Frustrated but heartfelt plea from Marc Almond on the current plight of musicians.

As you may have noticed, since lockdown relaxed I have been doing a series of online shows with various London based Musicians I have the pleasure of working with. Most of these shows have been free with a choice of donating to pay musicians, studio and costs. So many of you around the world have been generous and supportive and participated in these unique events for our time. The past two Marc Life shows have been ticketed shows. This is because the shows involved a lot of work and many people taking part, many who currently have no or not much work. Costs have been high. I hoped the shows would have done better and, once again, many of you put your hand in your pocket to buy a ticket. Sadly, viewing figures were far less than the previous live shows for maybe a number of reasons.
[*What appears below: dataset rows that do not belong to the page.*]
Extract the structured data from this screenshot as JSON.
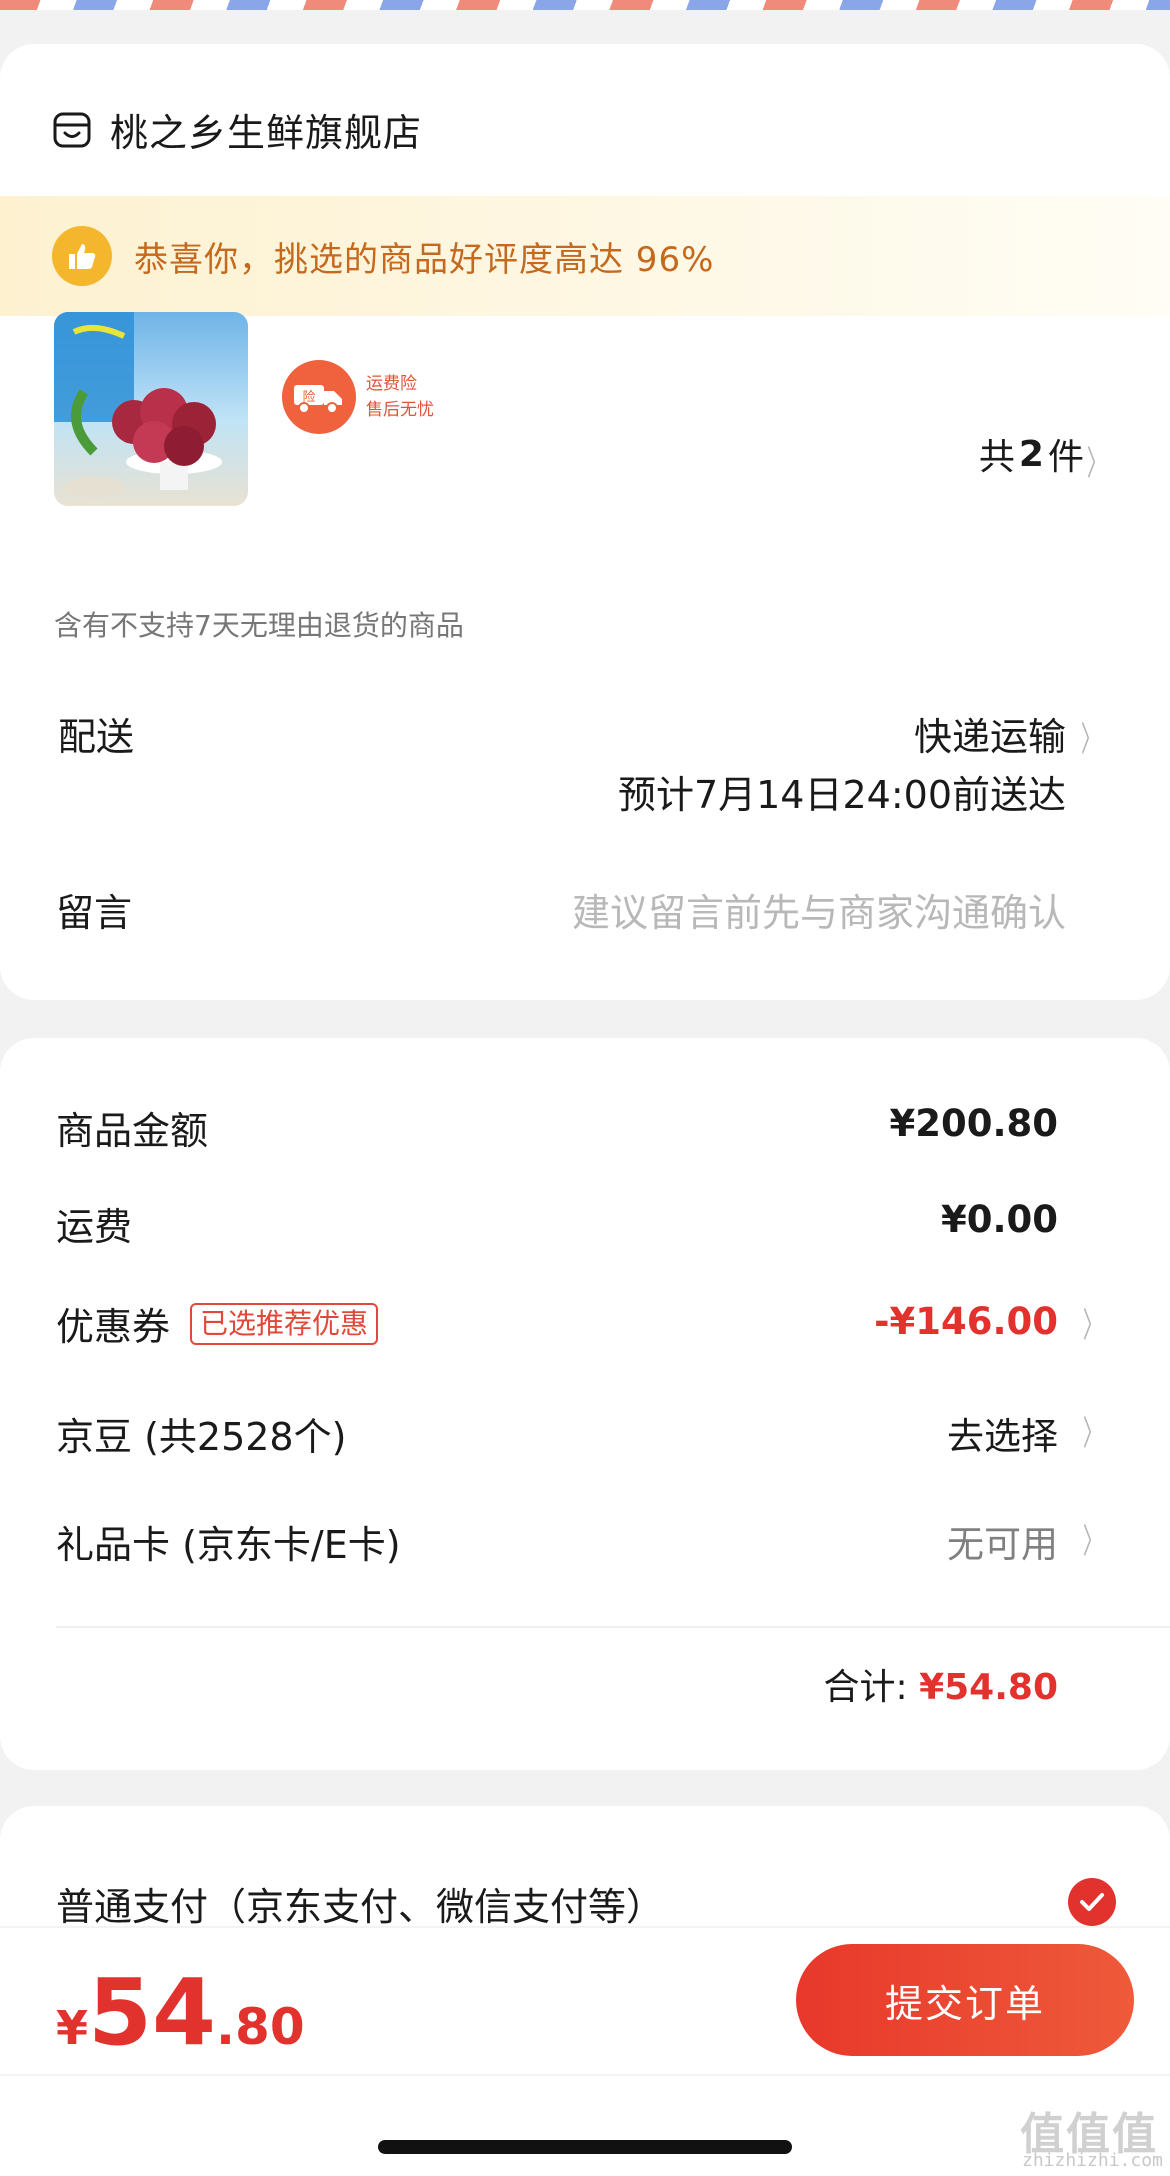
{
  "shop": {
    "name": "桃之乡生鲜旗舰店",
    "icon": "shop-icon"
  },
  "banner": {
    "text": "恭喜你，挑选的商品好评度高达 96%",
    "icon": "thumbs-up-icon"
  },
  "product": {
    "image": "product-photo",
    "badge_line1": "运费险",
    "badge_line2": "售后无忧",
    "badge_icon_text": "险",
    "count_prefix": "共",
    "count": "2",
    "count_suffix": "件"
  },
  "notice": "含有不支持7天无理由退货的商品",
  "delivery": {
    "label": "配送",
    "method": "快递运输",
    "eta": "预计7月14日24:00前送达"
  },
  "message": {
    "label": "留言",
    "placeholder": "建议留言前先与商家沟通确认"
  },
  "price": {
    "goods_label": "商品金额",
    "goods_value": "¥200.80",
    "freight_label": "运费",
    "freight_value": "¥0.00",
    "coupon_label": "优惠券",
    "coupon_tag": "已选推荐优惠",
    "coupon_value": "-¥146.00",
    "beans_label": "京豆 (共2528个)",
    "beans_value": "去选择",
    "giftcard_label": "礼品卡 (京东卡/E卡)",
    "giftcard_value": "无可用",
    "total_label": "合计:",
    "total_value": "¥54.80"
  },
  "payment": {
    "label": "普通支付（京东支付、微信支付等）",
    "selected": true
  },
  "bottom": {
    "currency": "¥",
    "amount_int": "54",
    "amount_dec": ".80",
    "submit_label": "提交订单"
  },
  "watermark": {
    "logo": "值值值",
    "text": "zhizhizhi.com"
  },
  "colors": {
    "accent": "#e2322e",
    "banner_text": "#c4691d",
    "coupon_tag": "#e0483a"
  }
}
It’s a shame as the Bolan show in particular involved a lot of work. I hoped it would do better but it ended up covering nowhere near the costs. The same with the first Marc Life featuring an exclusive Soft Cell performance. Sadly, I now have to abandon this format all together as in this time it’s hard for me to make such losses.

He goes on to say that he is very privileged, but a lot of people in the industry are now really suffering financially.

Incidentally, Gary Numan has also abandoned his plans for series of paid for online acoustic videos because they were getting pirated.

Phil BC asks “Why do the Tories Hate the Arts?”

This is a lovely review of a lovely song by a lovely person I know. Honestly, my heart just crashes to the ground as it slides into the chorus. As they say, “it also conveys the strength of somewhat obsessional thoughts and the slowly dissipating energy of becoming stranger when once you were intimate”.

Popoptica review: Charley Stone – Does She Mention Me?

There’s some free electronica happening tonight* online: Plugged IN is on from 7pm and features Ned Rush, Halina Rice, Perplex On, Azzura and Arconic. The event page is here.

[*assuming you opened this email very very promptly, and why wouldn’t you?]

Can I also point you in the direction of VEMOM #8 on Twitch? It is on Thursday 22 October 2020 at 8pm, and will feature a plethora of live sets and videos from electronic artists. There will be 10 minutes of my spooky tunes from m-orchestra wedged in there somewhere. Subscribe to

I can’t recommend the new Catherine Anne Davies and Bernard Butler record enough.